Anti-vaxxers have been waging a campaign against vaccines on social media for years, but now that we're in a global pandemic and a vaccine is likely the only way out, the possible effects of these efforts are far more serious. A lot of misinformation has been spread about COVID-19, the disease caused by the novel coronavirus, since this pandemic began, often by bots, and it appears a lot of people believe what they're seeing on social media.
A recent Yahoo News/YouGov poll found that 40 percent of Americans believe that Bill Gates, who is contributing to the development of a vaccine, is planning to use the vaccine to inject people with microchips in order to track them. This is widely debunked conspiracy theory, but it's just one of many conspiracy theories being spread on social media.

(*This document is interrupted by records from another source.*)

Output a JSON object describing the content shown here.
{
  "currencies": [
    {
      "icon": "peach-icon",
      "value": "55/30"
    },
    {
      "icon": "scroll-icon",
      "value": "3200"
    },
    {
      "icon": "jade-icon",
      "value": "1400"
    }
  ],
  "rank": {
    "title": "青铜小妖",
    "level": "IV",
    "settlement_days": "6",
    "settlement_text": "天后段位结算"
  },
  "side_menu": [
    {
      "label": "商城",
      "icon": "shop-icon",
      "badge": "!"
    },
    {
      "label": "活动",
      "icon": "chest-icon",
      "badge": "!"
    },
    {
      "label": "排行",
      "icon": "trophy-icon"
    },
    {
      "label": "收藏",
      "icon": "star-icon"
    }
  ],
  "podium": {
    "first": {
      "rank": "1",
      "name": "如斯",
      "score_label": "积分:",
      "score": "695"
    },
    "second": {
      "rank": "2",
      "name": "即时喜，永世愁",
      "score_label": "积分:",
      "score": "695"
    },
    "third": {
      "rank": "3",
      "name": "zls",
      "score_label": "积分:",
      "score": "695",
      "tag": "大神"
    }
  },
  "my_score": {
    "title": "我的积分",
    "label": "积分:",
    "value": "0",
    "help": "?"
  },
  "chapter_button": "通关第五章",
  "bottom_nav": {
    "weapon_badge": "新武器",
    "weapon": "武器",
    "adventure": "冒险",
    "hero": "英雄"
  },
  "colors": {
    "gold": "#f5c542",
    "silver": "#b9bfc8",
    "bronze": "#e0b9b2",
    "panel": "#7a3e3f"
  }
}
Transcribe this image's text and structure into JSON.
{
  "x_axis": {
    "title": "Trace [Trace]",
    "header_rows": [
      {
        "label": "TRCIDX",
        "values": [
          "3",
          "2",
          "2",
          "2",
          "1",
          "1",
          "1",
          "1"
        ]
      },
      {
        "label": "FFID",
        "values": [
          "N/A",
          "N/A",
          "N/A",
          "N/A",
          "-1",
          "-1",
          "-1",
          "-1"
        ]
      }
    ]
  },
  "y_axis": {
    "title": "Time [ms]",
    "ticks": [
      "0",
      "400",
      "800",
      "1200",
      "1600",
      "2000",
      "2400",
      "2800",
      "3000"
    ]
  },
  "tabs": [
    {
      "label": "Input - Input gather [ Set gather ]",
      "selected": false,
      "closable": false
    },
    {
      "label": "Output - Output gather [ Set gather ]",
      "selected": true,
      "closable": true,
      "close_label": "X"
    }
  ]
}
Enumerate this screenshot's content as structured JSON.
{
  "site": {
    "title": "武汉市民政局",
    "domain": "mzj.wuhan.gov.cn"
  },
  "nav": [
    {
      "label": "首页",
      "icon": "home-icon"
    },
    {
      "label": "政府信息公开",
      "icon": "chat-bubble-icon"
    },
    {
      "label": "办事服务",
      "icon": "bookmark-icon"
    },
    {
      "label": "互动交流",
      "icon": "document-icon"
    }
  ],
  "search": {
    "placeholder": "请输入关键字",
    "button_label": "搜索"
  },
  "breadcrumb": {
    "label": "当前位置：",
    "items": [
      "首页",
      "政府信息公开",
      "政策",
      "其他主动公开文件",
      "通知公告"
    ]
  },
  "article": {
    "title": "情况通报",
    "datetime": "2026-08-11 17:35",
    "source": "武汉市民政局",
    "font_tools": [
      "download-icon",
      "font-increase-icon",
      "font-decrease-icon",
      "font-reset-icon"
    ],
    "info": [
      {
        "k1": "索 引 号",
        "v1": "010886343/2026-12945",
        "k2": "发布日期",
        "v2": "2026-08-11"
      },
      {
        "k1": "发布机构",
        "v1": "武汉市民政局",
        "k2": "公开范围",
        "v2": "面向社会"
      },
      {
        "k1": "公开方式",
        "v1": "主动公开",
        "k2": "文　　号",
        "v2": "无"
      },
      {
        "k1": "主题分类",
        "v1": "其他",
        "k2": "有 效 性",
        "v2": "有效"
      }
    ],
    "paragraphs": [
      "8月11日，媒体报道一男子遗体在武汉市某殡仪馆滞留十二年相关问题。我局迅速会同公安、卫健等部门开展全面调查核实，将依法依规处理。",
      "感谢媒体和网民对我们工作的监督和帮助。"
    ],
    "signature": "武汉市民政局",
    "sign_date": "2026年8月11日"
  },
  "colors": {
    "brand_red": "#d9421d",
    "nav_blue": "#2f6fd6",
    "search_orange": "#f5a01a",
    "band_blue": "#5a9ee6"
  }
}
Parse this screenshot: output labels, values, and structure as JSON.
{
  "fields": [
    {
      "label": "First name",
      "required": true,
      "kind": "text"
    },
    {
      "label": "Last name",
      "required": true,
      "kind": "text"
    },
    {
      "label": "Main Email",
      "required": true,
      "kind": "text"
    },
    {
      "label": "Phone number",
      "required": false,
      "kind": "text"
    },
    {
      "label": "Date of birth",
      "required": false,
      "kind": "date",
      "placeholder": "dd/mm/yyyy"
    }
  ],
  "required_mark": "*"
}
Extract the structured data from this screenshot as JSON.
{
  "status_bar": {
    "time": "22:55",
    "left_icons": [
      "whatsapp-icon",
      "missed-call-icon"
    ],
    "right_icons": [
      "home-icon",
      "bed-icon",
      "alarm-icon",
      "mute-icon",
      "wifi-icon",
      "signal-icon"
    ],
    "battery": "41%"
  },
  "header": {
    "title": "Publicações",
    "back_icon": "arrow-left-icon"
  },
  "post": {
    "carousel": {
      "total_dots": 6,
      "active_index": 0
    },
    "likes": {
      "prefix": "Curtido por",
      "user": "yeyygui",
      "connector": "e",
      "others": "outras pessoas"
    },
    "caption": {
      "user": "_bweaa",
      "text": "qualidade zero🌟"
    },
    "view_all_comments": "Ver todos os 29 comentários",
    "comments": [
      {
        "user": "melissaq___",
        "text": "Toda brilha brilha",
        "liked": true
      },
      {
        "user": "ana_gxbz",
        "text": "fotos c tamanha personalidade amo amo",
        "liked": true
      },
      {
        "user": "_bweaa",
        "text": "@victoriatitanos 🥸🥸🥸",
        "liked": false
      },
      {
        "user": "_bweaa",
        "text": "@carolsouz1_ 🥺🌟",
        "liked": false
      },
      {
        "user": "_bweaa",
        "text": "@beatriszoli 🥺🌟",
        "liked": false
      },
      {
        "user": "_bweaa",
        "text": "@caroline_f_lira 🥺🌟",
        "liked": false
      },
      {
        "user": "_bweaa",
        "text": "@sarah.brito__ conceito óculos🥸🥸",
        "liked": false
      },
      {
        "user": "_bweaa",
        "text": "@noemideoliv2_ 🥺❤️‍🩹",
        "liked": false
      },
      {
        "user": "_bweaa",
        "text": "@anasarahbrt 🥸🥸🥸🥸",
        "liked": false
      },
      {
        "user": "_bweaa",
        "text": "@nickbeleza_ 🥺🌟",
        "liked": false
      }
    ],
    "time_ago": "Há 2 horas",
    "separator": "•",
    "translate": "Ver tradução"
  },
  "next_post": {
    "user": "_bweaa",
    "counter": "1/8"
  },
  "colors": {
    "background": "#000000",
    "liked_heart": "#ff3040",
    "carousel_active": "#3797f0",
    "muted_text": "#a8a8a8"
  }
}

A study published in the journal Nature earlier this month found that observed anti-vaxxers on social media interacted more with people who are on the fence about vaccines than vaccine supporters did. The researchers behind the study analyzed nearly 100 million Facebook users across 37 countries last year.